To do -
For each line below that includes the word "dwgs", make a copy.

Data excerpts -
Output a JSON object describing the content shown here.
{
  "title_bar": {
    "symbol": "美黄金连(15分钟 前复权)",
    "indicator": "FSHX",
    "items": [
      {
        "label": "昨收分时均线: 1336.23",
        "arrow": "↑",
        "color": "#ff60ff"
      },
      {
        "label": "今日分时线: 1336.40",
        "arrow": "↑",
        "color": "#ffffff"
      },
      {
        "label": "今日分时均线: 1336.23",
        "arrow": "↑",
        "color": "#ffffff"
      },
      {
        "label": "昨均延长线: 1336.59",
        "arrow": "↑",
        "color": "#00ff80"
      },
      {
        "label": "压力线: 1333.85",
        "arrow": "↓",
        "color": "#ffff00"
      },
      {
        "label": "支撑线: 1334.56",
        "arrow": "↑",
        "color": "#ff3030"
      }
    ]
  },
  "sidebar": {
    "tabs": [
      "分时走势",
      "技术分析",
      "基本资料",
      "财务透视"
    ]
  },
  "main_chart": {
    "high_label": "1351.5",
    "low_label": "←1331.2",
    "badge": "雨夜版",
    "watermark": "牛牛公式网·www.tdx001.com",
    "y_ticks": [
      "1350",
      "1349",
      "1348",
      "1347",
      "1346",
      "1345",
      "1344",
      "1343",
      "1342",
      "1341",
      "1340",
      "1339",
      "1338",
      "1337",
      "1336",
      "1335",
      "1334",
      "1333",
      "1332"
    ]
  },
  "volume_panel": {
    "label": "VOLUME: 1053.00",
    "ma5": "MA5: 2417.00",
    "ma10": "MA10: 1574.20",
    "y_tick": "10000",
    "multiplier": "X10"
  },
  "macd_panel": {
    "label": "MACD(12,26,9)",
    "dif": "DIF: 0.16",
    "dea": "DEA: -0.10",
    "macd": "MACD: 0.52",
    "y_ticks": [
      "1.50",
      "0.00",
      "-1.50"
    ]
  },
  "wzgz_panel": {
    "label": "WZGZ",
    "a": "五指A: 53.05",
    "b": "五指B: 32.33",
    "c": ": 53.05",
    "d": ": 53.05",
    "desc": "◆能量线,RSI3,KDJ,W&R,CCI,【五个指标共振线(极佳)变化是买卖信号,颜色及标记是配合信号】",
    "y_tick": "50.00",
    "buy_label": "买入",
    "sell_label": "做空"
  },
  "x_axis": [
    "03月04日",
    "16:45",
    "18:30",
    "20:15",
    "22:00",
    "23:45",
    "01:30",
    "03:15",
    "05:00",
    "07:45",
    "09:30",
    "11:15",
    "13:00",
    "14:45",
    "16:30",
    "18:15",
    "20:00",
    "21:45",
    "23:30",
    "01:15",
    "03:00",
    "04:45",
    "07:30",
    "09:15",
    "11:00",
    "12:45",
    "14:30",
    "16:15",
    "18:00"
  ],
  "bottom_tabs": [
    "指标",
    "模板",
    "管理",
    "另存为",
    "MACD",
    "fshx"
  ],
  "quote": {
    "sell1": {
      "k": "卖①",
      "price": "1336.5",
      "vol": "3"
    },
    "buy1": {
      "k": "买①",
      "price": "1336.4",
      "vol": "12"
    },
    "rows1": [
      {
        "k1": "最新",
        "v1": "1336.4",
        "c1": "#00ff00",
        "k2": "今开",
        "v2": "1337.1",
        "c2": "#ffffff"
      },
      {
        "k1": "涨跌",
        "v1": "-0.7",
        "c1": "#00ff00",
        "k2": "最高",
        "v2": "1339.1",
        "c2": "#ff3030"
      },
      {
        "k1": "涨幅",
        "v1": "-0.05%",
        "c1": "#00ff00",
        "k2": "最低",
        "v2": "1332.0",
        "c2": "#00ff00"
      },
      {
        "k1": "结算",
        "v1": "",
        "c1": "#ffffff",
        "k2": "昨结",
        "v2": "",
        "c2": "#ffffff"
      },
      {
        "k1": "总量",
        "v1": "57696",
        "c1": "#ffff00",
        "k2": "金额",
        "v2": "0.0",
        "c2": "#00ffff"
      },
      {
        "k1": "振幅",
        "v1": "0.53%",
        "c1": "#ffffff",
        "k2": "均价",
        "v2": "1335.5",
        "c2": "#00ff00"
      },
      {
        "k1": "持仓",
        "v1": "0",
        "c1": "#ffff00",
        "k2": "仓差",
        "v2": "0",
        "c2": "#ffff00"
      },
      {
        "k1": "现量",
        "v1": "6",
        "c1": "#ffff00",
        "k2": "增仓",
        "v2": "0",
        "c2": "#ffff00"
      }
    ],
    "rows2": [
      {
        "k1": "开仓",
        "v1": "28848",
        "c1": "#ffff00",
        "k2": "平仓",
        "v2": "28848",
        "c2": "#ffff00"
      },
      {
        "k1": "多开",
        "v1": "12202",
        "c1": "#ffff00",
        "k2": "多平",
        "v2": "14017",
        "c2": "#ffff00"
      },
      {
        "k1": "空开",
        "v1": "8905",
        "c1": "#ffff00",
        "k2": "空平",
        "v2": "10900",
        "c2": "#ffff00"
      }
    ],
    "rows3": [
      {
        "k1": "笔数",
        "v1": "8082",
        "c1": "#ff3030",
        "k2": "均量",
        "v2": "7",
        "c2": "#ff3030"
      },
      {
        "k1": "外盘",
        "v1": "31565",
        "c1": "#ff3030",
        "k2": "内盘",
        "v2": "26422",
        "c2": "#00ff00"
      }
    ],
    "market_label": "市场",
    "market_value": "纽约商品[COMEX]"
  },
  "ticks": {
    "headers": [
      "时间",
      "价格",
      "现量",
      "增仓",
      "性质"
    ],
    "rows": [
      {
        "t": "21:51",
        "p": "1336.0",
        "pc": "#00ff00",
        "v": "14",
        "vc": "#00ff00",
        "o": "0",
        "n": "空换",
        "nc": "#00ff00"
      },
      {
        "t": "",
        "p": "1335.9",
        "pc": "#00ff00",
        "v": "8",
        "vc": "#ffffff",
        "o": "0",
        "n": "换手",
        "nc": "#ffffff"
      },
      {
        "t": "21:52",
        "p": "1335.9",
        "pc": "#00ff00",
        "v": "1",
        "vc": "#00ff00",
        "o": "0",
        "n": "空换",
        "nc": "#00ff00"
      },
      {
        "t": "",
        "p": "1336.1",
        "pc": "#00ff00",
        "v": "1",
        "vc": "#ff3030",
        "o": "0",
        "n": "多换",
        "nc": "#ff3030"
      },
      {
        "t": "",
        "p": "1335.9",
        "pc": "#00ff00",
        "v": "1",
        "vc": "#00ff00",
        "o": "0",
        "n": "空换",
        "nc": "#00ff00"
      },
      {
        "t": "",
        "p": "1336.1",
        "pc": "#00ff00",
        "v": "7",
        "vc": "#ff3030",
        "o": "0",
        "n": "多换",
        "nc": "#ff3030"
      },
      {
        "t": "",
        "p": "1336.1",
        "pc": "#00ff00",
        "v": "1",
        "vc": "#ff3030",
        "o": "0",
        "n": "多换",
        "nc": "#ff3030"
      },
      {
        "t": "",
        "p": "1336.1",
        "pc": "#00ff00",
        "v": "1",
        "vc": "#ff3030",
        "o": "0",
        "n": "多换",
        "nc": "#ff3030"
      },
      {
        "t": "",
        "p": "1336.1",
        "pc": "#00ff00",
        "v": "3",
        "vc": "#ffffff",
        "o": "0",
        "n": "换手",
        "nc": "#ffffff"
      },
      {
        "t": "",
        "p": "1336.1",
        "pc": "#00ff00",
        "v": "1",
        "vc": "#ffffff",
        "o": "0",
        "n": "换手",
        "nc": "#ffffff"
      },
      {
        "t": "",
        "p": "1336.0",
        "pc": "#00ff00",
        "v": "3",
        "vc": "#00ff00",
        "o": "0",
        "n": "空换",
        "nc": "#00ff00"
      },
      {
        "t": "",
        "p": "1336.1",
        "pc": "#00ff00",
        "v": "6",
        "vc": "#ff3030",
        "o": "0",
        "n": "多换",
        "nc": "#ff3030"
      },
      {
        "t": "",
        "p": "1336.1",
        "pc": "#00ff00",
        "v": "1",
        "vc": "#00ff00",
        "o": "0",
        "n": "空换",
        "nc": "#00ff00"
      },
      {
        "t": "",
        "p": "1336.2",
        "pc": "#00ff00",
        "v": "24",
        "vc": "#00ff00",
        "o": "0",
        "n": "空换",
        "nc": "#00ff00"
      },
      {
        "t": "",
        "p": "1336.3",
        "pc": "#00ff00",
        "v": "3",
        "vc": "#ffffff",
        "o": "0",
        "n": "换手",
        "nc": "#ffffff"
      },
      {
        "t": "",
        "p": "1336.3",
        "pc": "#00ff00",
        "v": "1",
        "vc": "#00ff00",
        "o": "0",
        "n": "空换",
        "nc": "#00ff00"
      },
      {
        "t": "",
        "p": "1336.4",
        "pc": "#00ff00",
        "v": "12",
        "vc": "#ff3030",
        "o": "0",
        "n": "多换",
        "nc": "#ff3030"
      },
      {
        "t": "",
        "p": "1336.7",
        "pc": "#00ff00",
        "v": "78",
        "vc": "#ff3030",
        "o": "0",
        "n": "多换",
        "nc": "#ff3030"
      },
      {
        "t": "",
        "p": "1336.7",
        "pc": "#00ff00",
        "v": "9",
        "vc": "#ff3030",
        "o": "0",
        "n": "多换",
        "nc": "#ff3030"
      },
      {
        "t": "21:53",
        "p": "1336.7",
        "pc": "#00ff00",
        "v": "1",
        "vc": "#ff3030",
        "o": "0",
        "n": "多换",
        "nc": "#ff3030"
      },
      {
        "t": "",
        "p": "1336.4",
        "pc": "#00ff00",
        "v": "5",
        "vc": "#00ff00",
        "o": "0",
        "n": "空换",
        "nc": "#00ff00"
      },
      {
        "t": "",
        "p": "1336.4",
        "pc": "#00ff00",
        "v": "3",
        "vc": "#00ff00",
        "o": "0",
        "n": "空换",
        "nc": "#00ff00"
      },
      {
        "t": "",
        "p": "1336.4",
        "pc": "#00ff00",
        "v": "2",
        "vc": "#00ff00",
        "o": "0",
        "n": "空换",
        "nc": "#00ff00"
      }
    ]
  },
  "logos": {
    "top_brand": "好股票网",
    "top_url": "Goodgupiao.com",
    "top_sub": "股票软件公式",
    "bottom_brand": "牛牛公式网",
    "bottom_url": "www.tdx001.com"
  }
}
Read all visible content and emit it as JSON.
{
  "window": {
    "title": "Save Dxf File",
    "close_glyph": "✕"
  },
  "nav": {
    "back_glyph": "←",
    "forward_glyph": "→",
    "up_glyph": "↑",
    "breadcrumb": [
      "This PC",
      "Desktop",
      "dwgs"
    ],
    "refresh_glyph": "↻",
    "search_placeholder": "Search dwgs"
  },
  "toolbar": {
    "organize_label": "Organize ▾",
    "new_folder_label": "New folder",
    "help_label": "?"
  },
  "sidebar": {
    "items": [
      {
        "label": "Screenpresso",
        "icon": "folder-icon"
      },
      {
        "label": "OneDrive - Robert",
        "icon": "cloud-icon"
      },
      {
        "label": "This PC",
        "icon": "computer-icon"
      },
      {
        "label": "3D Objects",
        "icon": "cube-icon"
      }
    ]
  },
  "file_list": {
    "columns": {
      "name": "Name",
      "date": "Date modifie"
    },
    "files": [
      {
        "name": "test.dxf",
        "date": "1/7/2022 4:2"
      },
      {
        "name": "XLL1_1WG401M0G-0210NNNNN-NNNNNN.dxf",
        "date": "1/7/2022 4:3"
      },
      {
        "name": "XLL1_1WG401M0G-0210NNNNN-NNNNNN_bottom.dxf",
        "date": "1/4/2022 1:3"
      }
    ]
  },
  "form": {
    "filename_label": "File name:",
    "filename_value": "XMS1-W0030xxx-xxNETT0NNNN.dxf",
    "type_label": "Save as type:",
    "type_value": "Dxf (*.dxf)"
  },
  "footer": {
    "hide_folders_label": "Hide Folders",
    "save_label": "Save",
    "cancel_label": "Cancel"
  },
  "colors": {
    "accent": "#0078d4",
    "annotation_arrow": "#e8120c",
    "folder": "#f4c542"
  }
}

Answer section -
      "dwgs"
    "search_placeholder": "Search dwgs"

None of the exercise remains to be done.